He knew a little about King. The Representative’s kids had gone to school with his older siblings, and he knew the Congressman lived in a little house in his hometown of Seaford.
“I was apprehensive, and I wasn’t sure what he was looking for in me,” Haskell said. “But then I saw how sincere he was about making the right decisions. You know, of all the things I went through since Sept. 11, the most surprising was winding up working for a Congressman. That’s just not something I ever aspired to do.”
On a recent evening, Haskell sits on the battered green sofa in the firehouse. Part clubhouse, part garage, the firehouse is filled with ghosts of the terrorist attacks, like posters depicting the faces of the fallen firefighters, alongside reminders that life goes on. A baby announcement for the son of one of the men is scrawled on a smudgy dry-erase board.
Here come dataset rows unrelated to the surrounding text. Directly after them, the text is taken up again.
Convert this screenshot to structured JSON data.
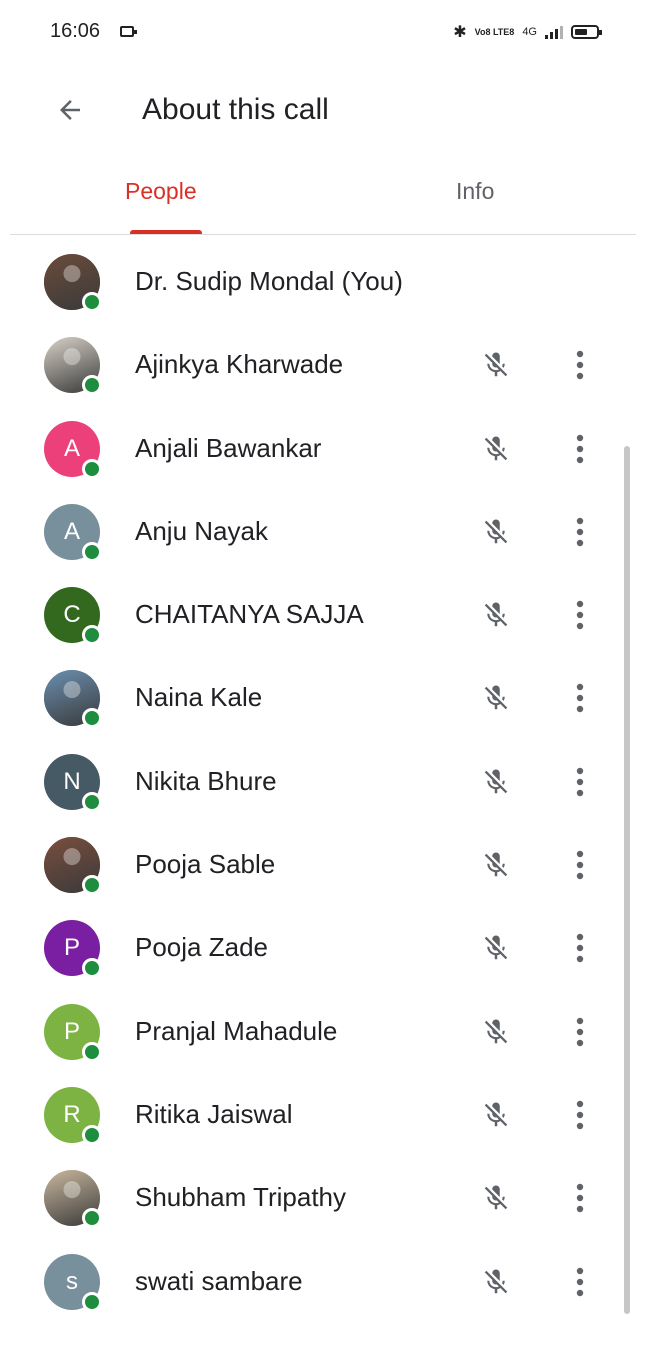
{
  "status_bar": {
    "time": "16:06",
    "bluetooth_icon": "bluetooth-icon",
    "volte_label": "Vo8 LTE8",
    "network_label": "4G"
  },
  "app_bar": {
    "title": "About this call",
    "back_icon": "arrow-back-icon"
  },
  "tabs": [
    {
      "label": "People",
      "selected": true
    },
    {
      "label": "Info",
      "selected": false
    }
  ],
  "colors": {
    "accent": "#d93025",
    "presence": "#1e8e3e",
    "muted_icon": "#5f6368"
  },
  "participants": [
    {
      "name": "Dr. Sudip Mondal (You)",
      "avatar_type": "photo",
      "avatar_letter": "",
      "avatar_color": "#6b4c3b",
      "muted": false,
      "more": false
    },
    {
      "name": "Ajinkya Kharwade",
      "avatar_type": "photo",
      "avatar_letter": "",
      "avatar_color": "#d8d2c8",
      "muted": true,
      "more": true
    },
    {
      "name": "Anjali Bawankar",
      "avatar_type": "letter",
      "avatar_letter": "A",
      "avatar_color": "#ec407a",
      "muted": true,
      "more": true
    },
    {
      "name": "Anju Nayak",
      "avatar_type": "letter",
      "avatar_letter": "A",
      "avatar_color": "#78909c",
      "muted": true,
      "more": true
    },
    {
      "name": "CHAITANYA SAJJA",
      "avatar_type": "letter",
      "avatar_letter": "C",
      "avatar_color": "#33691e",
      "muted": true,
      "more": true
    },
    {
      "name": "Naina Kale",
      "avatar_type": "photo",
      "avatar_letter": "",
      "avatar_color": "#6b8fb0",
      "muted": true,
      "more": true
    },
    {
      "name": "Nikita Bhure",
      "avatar_type": "letter",
      "avatar_letter": "N",
      "avatar_color": "#455a64",
      "muted": true,
      "more": true
    },
    {
      "name": "Pooja Sable",
      "avatar_type": "photo",
      "avatar_letter": "",
      "avatar_color": "#7a4e3e",
      "muted": true,
      "more": true
    },
    {
      "name": "Pooja Zade",
      "avatar_type": "letter",
      "avatar_letter": "P",
      "avatar_color": "#7b1fa2",
      "muted": true,
      "more": true
    },
    {
      "name": "Pranjal Mahadule",
      "avatar_type": "letter",
      "avatar_letter": "P",
      "avatar_color": "#7cb342",
      "muted": true,
      "more": true
    },
    {
      "name": "Ritika Jaiswal",
      "avatar_type": "letter",
      "avatar_letter": "R",
      "avatar_color": "#7cb342",
      "muted": true,
      "more": true
    },
    {
      "name": "Shubham Tripathy",
      "avatar_type": "photo",
      "avatar_letter": "",
      "avatar_color": "#c9b89e",
      "muted": true,
      "more": true
    },
    {
      "name": "swati sambare",
      "avatar_type": "letter",
      "avatar_letter": "s",
      "avatar_color": "#78909c",
      "muted": true,
      "more": true
    }
  ]
}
There’s a sign-up sheet for the weekend’s hockey game.
“I’m not a political guy, and I still don’t consider myself a political guy,” he said.
Haskell is a physically imposing man, a former high school athlete who spends plenty of time in the firehouse’s bare-bones weight room.
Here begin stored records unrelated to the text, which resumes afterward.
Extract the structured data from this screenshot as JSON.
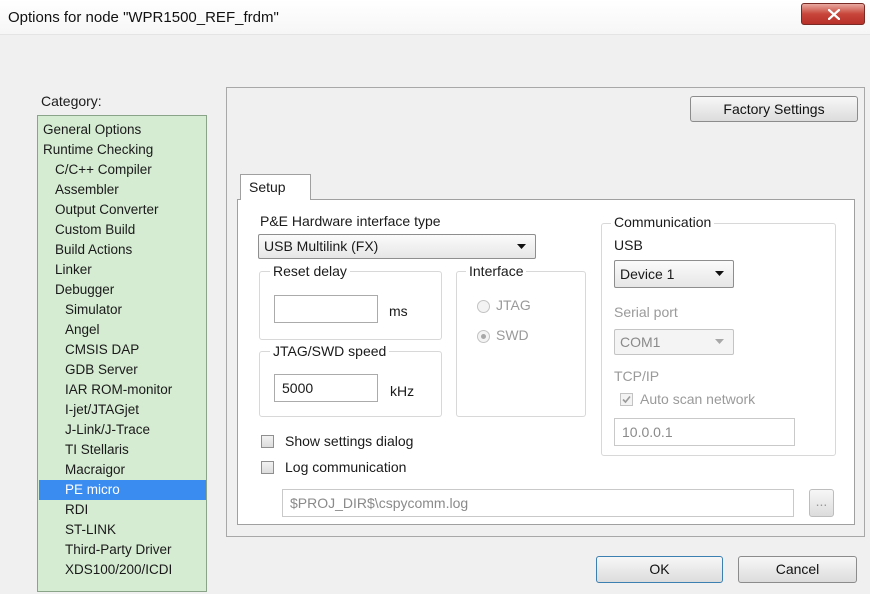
{
  "window": {
    "title": "Options for node \"WPR1500_REF_frdm\"",
    "close_glyph": "✕"
  },
  "category": {
    "label": "Category:",
    "selected_index": 18,
    "items": [
      {
        "label": "General Options",
        "indent": 0
      },
      {
        "label": "Runtime Checking",
        "indent": 0
      },
      {
        "label": "C/C++ Compiler",
        "indent": 1
      },
      {
        "label": "Assembler",
        "indent": 1
      },
      {
        "label": "Output Converter",
        "indent": 1
      },
      {
        "label": "Custom Build",
        "indent": 1
      },
      {
        "label": "Build Actions",
        "indent": 1
      },
      {
        "label": "Linker",
        "indent": 1
      },
      {
        "label": "Debugger",
        "indent": 1
      },
      {
        "label": "Simulator",
        "indent": 2
      },
      {
        "label": "Angel",
        "indent": 2
      },
      {
        "label": "CMSIS DAP",
        "indent": 2
      },
      {
        "label": "GDB Server",
        "indent": 2
      },
      {
        "label": "IAR ROM-monitor",
        "indent": 2
      },
      {
        "label": "I-jet/JTAGjet",
        "indent": 2
      },
      {
        "label": "J-Link/J-Trace",
        "indent": 2
      },
      {
        "label": "TI Stellaris",
        "indent": 2
      },
      {
        "label": "Macraigor",
        "indent": 2
      },
      {
        "label": "PE micro",
        "indent": 2
      },
      {
        "label": "RDI",
        "indent": 2
      },
      {
        "label": "ST-LINK",
        "indent": 2
      },
      {
        "label": "Third-Party Driver",
        "indent": 2
      },
      {
        "label": "XDS100/200/ICDI",
        "indent": 2
      }
    ]
  },
  "panel": {
    "factory_settings_label": "Factory Settings",
    "tab_label": "Setup",
    "hw_interface_label": "P&E Hardware interface type",
    "hw_interface_value": "USB Multilink (FX)",
    "reset_delay": {
      "title": "Reset delay",
      "value": "",
      "unit": "ms"
    },
    "jtag_speed": {
      "title": "JTAG/SWD speed",
      "value": "5000",
      "unit": "kHz"
    },
    "interface": {
      "title": "Interface",
      "options": [
        "JTAG",
        "SWD"
      ],
      "selected": "SWD"
    },
    "communication": {
      "title": "Communication",
      "usb_label": "USB",
      "usb_device": "Device 1",
      "serial_label": "Serial port",
      "serial_value": "COM1",
      "tcpip_label": "TCP/IP",
      "auto_scan_label": "Auto scan network",
      "auto_scan_checked": true,
      "ip_value": "10.0.0.1"
    },
    "show_settings_label": "Show settings dialog",
    "log_comm_label": "Log communication",
    "log_path": "$PROJ_DIR$\\cspycomm.log",
    "browse_label": "..."
  },
  "buttons": {
    "ok": "OK",
    "cancel": "Cancel"
  },
  "colors": {
    "category_bg": "#d5ecd2",
    "selection": "#3b8cf0",
    "close_red": "#c7453a"
  }
}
He is just back from a fire in Queens, and he smells of sweat and smoke.
He is modest about what he contributes to King’s operation. “Pete will tell me, ‘I can have a hundred guys show me a graph or a flow chart about how something is going to work, but it wouldn’t tell me how it’s going to affect the actual people on the ground,'” Haskell said of King. “And I’m willing to do that.”
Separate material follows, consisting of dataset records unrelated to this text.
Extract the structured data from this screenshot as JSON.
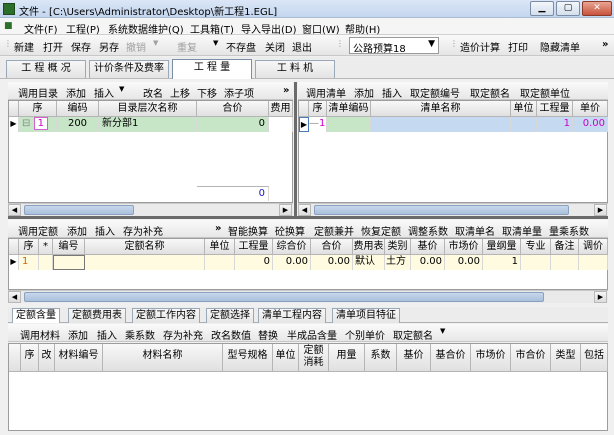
{
  "window": {
    "title": "文件 - [C:\\Users\\Administrator\\Desktop\\新工程1.EGL]",
    "min_label": "▁",
    "max_label": "▢",
    "close_label": "✕"
  },
  "menu": [
    "文件(F)",
    "工程(P)",
    "系统数据维护(Q)",
    "工具箱(T)",
    "导入导出(D)",
    "窗口(W)",
    "帮助(H)"
  ],
  "toolbar": {
    "buttons": [
      "新建",
      "打开",
      "保存",
      "另存",
      "撤销",
      "重复",
      "不存盘",
      "关闭",
      "退出"
    ],
    "disabled": [
      "撤销",
      "重复"
    ],
    "preset_combo": "公路预算18",
    "right_buttons": [
      "造价计算",
      "打印",
      "隐藏清单"
    ]
  },
  "main_tabs": [
    "工 程 概 况",
    "计价条件及费率",
    "工 程 量",
    "工 料 机"
  ],
  "directory_panel": {
    "toolbar": [
      "调用目录",
      "添加",
      "插入",
      "改名",
      "上移",
      "下移",
      "添子项"
    ],
    "columns": [
      "序",
      "编码",
      "目录层次名称",
      "合价",
      "费用"
    ],
    "rows": [
      {
        "seq": "1",
        "code": "200",
        "name": "新分部1",
        "total": "0"
      }
    ],
    "sum_value": "0"
  },
  "bill_panel": {
    "toolbar": [
      "调用清单",
      "添加",
      "插入",
      "取定额编号",
      "取定额名",
      "取定额单位"
    ],
    "columns": [
      "序",
      "清单编码",
      "清单名称",
      "单位",
      "工程量",
      "单价"
    ],
    "rows": [
      {
        "seq": "1",
        "code": "",
        "name": "",
        "unit": "",
        "qty": "1",
        "price": "0.00"
      }
    ]
  },
  "quota_panel": {
    "toolbar_left": [
      "调用定额",
      "添加",
      "插入",
      "存为补充"
    ],
    "toolbar_right": [
      "智能换算",
      "砼换算",
      "定额兼并",
      "恢复定额",
      "调整系数",
      "取清单名",
      "取清单量",
      "量乘系数"
    ],
    "columns": [
      "序",
      "*",
      "编号",
      "定额名称",
      "单位",
      "工程量",
      "综合价",
      "合价",
      "费用表",
      "类别",
      "基价",
      "市场价",
      "量纲量",
      "专业",
      "备注",
      "调价"
    ],
    "rows": [
      {
        "seq": "1",
        "qty": "0",
        "unit_price": "0.00",
        "total": "0.00",
        "fee_table": "默认",
        "category": "土方",
        "base": "0.00",
        "market": "0.00",
        "dim": "1"
      }
    ]
  },
  "bottom_tabs": [
    "定额含量",
    "定额费用表",
    "定额工作内容",
    "定额选择",
    "清单工程内容",
    "清单项目特征"
  ],
  "material_panel": {
    "toolbar": [
      "调用材料",
      "添加",
      "插入",
      "乘系数",
      "存为补充",
      "改名数值",
      "替换",
      "半成品含量",
      "个别单价",
      "取定额名"
    ],
    "columns": [
      "序",
      "改",
      "材料编号",
      "材料名称",
      "型号规格",
      "单位",
      "定额消耗",
      "用量",
      "系数",
      "基价",
      "基合价",
      "市场价",
      "市合价",
      "类型",
      "包括"
    ]
  },
  "colors": {
    "selection": "#c7e6c7",
    "total_value": "#1515cc",
    "pink_value": "#cc00cc"
  }
}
In typical Long Island patois, his “r’s” become “ah’s”
The job takes him to Washington three or four times a year for meetings or to sit in on hearings. He also represents King at events back in the district. At Eagle Scout ceremonies or memorials, Haskell shakes hands, says a few words and gives the Congressman’s regards.
Often, he acts as a liaison between King’s office and the fire and police departments.
King says that although he has good relationships with the department brass, Haskell always knows who to connect him to on a particular issue.
To hear them speak of one another, Haskell makes King out to be an average Joe, while King describes Haskell as something of a statesman.
“He’s just a blue-collar guy,” Haskell said of King. “He’s just as comfortable sitting around, having beers in someone’s backyard as he is in Washington.”
One senses, too, that King simply likes to have a guy like Haskell around. He’s a real-life specimen of the first responders whom elected officials all too often move about like so many toy soldiers and a tangible reminder of what so many of his constituents lost on 9/11.
Haskell’s memories of the days following the attacks are both blurry and sharp.
The smell is one detail he will never forget. Most fires, he said, smell of smoke and burning wood. But the air surrounding the inferno at ground zero was a different beast. Maybe it was the aviation fuel, or the pulverized cement that hung in the air, but it was unlike any other fire he’d known. And for days, he breathed it in.
He shuttled between the site — where he spent hours putting out fires, picking up body parts and searching for survivors — and his mother’s home on Long Island — where there was an ongoing wake for his missing brothers.
Four days after the blast, they found Timmy. Tommy’s body was never found.
Ten years later, Haskell is still trying to pull something living out of the wreckage. He has his own private rituals to mark each anniversary of 9/11. He and his oldest son visit ground zero and walk around the site where the planes hit. Wherever they stop, Haskell can recall a memory of something that happened on that spot.
He has found that the best way to remember what happened that day is to rededicate himself to his first career — firefighting. And if that means putting on a coat and tie and taking on another role, then so be it.
Since the attacks, he notes, New York’s firefighters have gotten unprecedented equipment and training to ready themselves for what, until 2001, seemed like a distant threat.
“Everything we’ve gotten since 9/11 — the hazmat training, the chemical training — has been in some way through the federal government,” Haskell says. “And so this is a small way of helping to be part of that.”